Today I was scheduled to plazy in Bruce Weigle's Austro-Prussian War battle of Nachod. For those of you that are interested in mid-to-late 1800s, you really need to either play or watch a game put on by Bruce. His game boards are (at least in my opinion) about the most accurate one can find for what the terrain would have looked like back then (and very nicely done, to boot). Of course, 6mm isn't for everyone, but even these little figures were painted very nicely and make for a great visual treat.
But before the game, I made my usual rounds--and saw this neat board being set up--I'm not sure of the specific genre (either steampunk, Weird World War 1, or an alternate timeline), but the toys and the board looked neat.
Now back to the game...
It was the Austrians against the Prussians in 1866--and I was one of the Austrians. The good news--we have good artillery and will get lots of reinforcements. The bad news--our infantry have muskets while the Prussians have an early bolt action rifle (the Dreyse Needle Gun).
The Austrians have to try and capture the hill (being pointed at by the Bruce in this shot). My command is at the bottom of the hill and there are Prussians on top of the hill--including artillery. The other on-table Austrian command is coming on the road behind me, but our commanding officer's strategy is to have that group go around behind me and loop right to hit the Prussian left flank, which meant my job was to keep the Prussians busy while that went in.
First things first--I needed to reorganize my troops and protect my left flank--as Prussian Jagers were in that direction (along with some cavalry, but they were pretty far off)--so I sent my Jagers toward the woods to my left and moved most of my other troops forwrd into the village (for cover), while deploying my artillery to shoot at the Prussians on the hill. Unfortunately, the Prussian artillery on the hill plastered my Jagers, crippling half the battalion but the remainder carried on into the woods to face off against the deadly Prussian Jagers. My artillery alos managed to hurt a Prussian battalion deployed to protect their artillery. (You can see the long column of the other Austrian command lined up on the raod in the bottom left of the picture--but remember--their destination is actually off the right side of the photo.)
Prussian artillery fire managed do disorder one of my regular battalions and enemy cavalry moving up on my flank was being popsitioned to charge that unit, so I had to do some rapid redeploying to try and save that flank. The only bright spot for me was that my Jagers in the woods were giving as good as they were getting trading shots with the more technologically advanced Prussian Jagers. The other Austrian brigade advanced rapidly by road toward the enemy's left flank.
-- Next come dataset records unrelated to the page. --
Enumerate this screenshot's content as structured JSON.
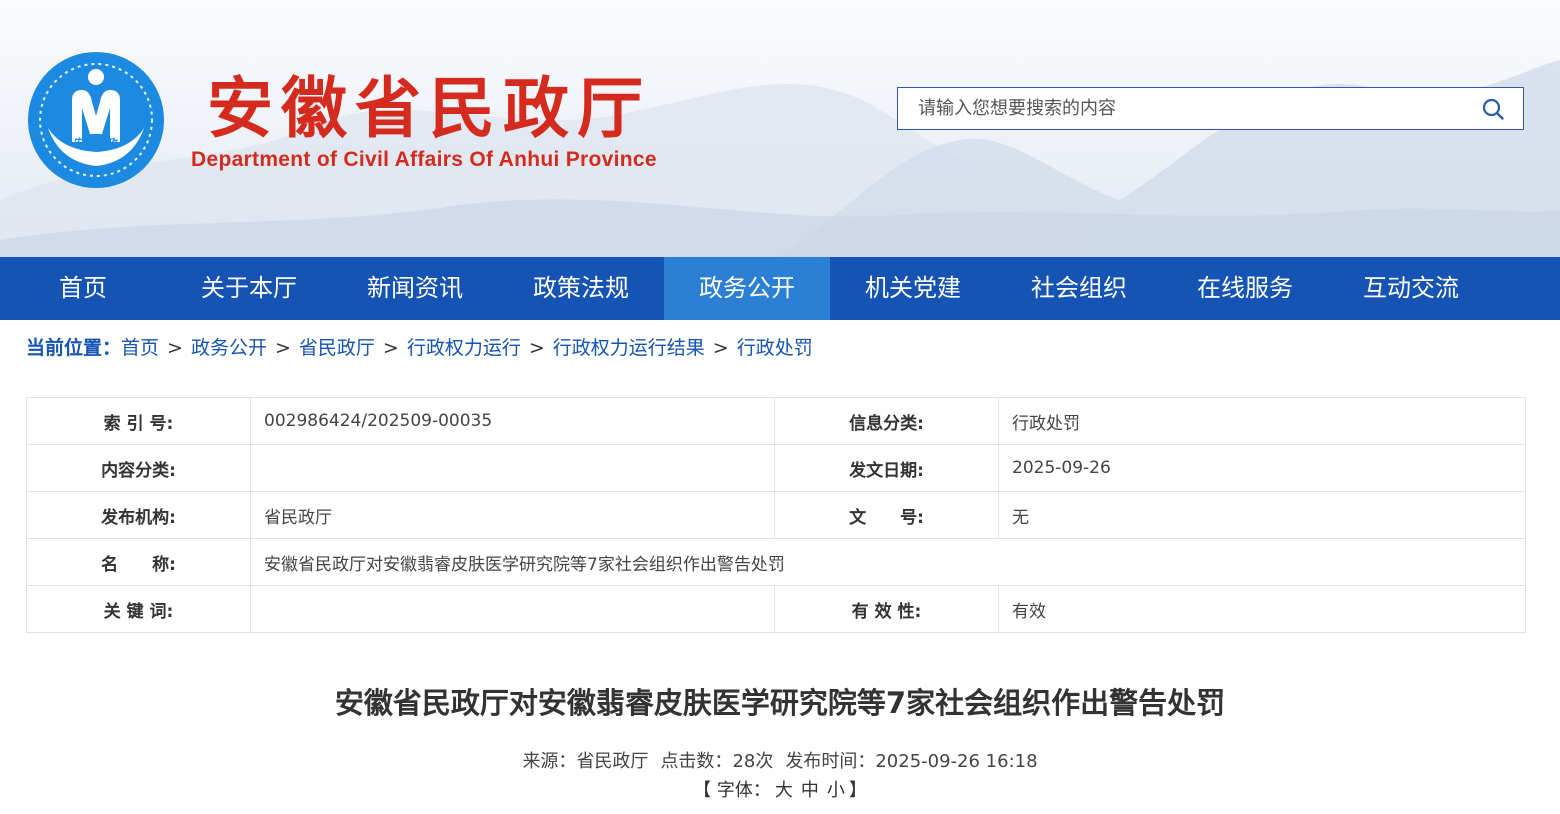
{
  "header": {
    "logo_text": "安徽民政",
    "title": "安徽省民政厅",
    "subtitle": "Department of Civil Affairs Of Anhui Province",
    "search_placeholder": "请输入您想要搜索的内容",
    "search_icon": "search-icon"
  },
  "nav": {
    "items": [
      {
        "label": "首页"
      },
      {
        "label": "关于本厅"
      },
      {
        "label": "新闻资讯"
      },
      {
        "label": "政策法规"
      },
      {
        "label": "政务公开",
        "active": true
      },
      {
        "label": "机关党建"
      },
      {
        "label": "社会组织"
      },
      {
        "label": "在线服务"
      },
      {
        "label": "互动交流"
      }
    ]
  },
  "breadcrumb": {
    "label": "当前位置：",
    "items": [
      "首页",
      "政务公开",
      "省民政厅",
      "行政权力运行",
      "行政权力运行结果",
      "行政处罚"
    ],
    "separator": ">"
  },
  "meta": {
    "index_label": "索 引 号:",
    "index_value": "002986424/202509-00035",
    "category_label": "信息分类:",
    "category_value": "行政处罚",
    "content_type_label": "内容分类:",
    "content_type_value": "",
    "date_label": "发文日期:",
    "date_value": "2025-09-26",
    "publisher_label": "发布机构:",
    "publisher_value": "省民政厅",
    "doc_no_label": "文　　号:",
    "doc_no_value": "无",
    "name_label": "名　　称:",
    "name_value": "安徽省民政厅对安徽翡睿皮肤医学研究院等7家社会组织作出警告处罚",
    "keywords_label": "关 键 词:",
    "keywords_value": "",
    "validity_label": "有 效 性:",
    "validity_value": "有效"
  },
  "article": {
    "title": "安徽省民政厅对安徽翡睿皮肤医学研究院等7家社会组织作出警告处罚",
    "source_label": "来源：",
    "source": "省民政厅",
    "clicks_label": "点击数：",
    "clicks": "28次",
    "time_label": "发布时间：",
    "time": "2025-09-26 16:18",
    "font_bracket_open": "【 字体：",
    "font_large": "大",
    "font_medium": "中",
    "font_small": "小",
    "font_bracket_close": "】"
  },
  "colors": {
    "brand_red": "#d52b1e",
    "nav_blue": "#1553b4",
    "nav_active": "#2b7fd5",
    "logo_blue": "#1c8ae0"
  }
}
Next turn we hit the first Austrian moment of crisis as the Prussian cavalry attacked my left flank. Unfortunately for me, one of the battalions I had moved to cover its previously disordered sister battalion was hit by artillery fire from the hill and fled! This left only one steady battalion to blunt the charge--but blunt it they did by stopping half the charging force. The other cavary troopers rode down 1/2 the disordered battalion and then tried to convert that charge into the deployed artillery. This resulted in the cavalry being destroyed, as the artillerymen managed to move one gun into arc and fire off cannister. While this was going on, my Jagers still traded blows with the Prussian Jagers in the woods.
The remaining cavalry retreated as another brigade (reinforcements!) along with some Austrian Currasairs arrived and pushed up along my left flank--the critical moment had passed--but more Prussians were coming. Meanwhile, the other Austrian player's brigade had moved into position and were getting ready to attack while his cavalry had gotten into a running fight with more Prussian cavalry.
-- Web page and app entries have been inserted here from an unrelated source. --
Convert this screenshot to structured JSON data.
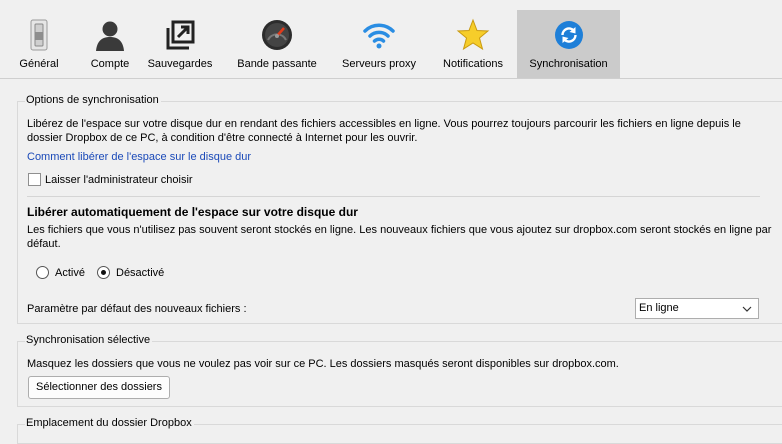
{
  "tabs": [
    {
      "label": "Général",
      "icon": "switch-icon"
    },
    {
      "label": "Compte",
      "icon": "user-icon"
    },
    {
      "label": "Sauvegardes",
      "icon": "backup-icon"
    },
    {
      "label": "Bande passante",
      "icon": "speedometer-icon"
    },
    {
      "label": "Serveurs proxy",
      "icon": "wifi-icon"
    },
    {
      "label": "Notifications",
      "icon": "star-icon"
    },
    {
      "label": "Synchronisation",
      "icon": "sync-icon",
      "active": true
    }
  ],
  "sync_options": {
    "title": "Options de synchronisation",
    "description_line1": "Libérez de l'espace sur votre disque dur en rendant des fichiers accessibles en ligne. Vous pourrez toujours parcourir les fichiers en ligne depuis le",
    "description_line2": "dossier Dropbox de ce PC, à condition d'être connecté à Internet pour les ouvrir.",
    "link": "Comment libérer de l'espace sur le disque dur",
    "checkbox_label": "Laisser l'administrateur choisir",
    "checkbox_checked": false,
    "auto_title": "Libérer automatiquement de l'espace sur votre disque dur",
    "auto_desc_line1": "Les fichiers que vous n'utilisez pas souvent seront stockés en ligne. Les nouveaux fichiers que vous ajoutez sur dropbox.com seront stockés en ligne par",
    "auto_desc_line2": "défaut.",
    "radio_on": "Activé",
    "radio_off": "Désactivé",
    "selected": "Désactivé",
    "default_label": "Paramètre par défaut des nouveaux fichiers :",
    "default_value": "En ligne"
  },
  "selective_sync": {
    "title": "Synchronisation sélective",
    "description": "Masquez les dossiers que vous ne voulez pas voir sur ce PC. Les dossiers masqués seront disponibles sur dropbox.com.",
    "button": "Sélectionner des dossiers"
  },
  "location": {
    "title": "Emplacement du dossier Dropbox"
  },
  "colors": {
    "link": "#1a49b8",
    "active_tab": "#cbcbcb",
    "sync_blue": "#1e7fd8"
  }
}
I had tons of reinforcements coming in now along my left flank, including the Corps artillery--which I deployed to blast the hilltop that was our objective--which forced back the Prussians and cleared the way for my troops at the base of the hill to begin their advance in support of the other player's flank attack. In addition, I dispatched more Jagers (from one of the reinforcing brigades) to help my remaining Jagers that were still fighting the Prussians in the large woods. This additional pressure on the Prussian Jagers eventually destroyed them and the woods were mine--but the horde of Prussians on the hill to the left of the woods made that a hollow victory.
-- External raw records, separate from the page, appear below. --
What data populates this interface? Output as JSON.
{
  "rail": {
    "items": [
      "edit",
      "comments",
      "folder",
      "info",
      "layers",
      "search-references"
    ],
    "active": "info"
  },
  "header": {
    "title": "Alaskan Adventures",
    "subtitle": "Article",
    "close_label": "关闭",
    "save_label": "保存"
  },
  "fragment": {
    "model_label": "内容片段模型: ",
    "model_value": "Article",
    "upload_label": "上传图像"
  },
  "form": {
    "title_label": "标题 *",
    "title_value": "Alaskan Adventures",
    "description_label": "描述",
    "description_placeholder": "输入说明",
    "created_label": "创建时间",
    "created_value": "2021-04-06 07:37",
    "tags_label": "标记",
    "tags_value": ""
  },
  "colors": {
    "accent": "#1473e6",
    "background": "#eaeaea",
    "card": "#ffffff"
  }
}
With the objective no longer having valid targets for my grand battery, I tried to get them to shift further left to face the advancing Prussian horde, but to no avail (I can only conclude that that orders were transmitted in German but the officer in charge of the artilleery was Czech). My battalions at the bottom of the hill moved up to attack the Prussians that had moved back from the crest in conjunction with the flanking brigade's attack (which was taking heavy casualties from the rapid-firing Prussian rifles). On my far left, the reinforcing units had trouble deploying (another orders foul-up, and I can only assume that the couriers ran afoul of enemy snipers), but a few battalions had managed to take cover in buildings in town, which slowed the Prussian advance. And we called the game at this point, as a couple of the players had to go.
The Prussians won, as we never took our objective, but I like to think that the austrian grand battery would have eventually listened to orders and restored the situation somewhat on the left flank, letting us at least do better than historically. Of course, that could just be my wounded ego talking.
Anyway, off to bed for some rest--I have a game to run tomorrow!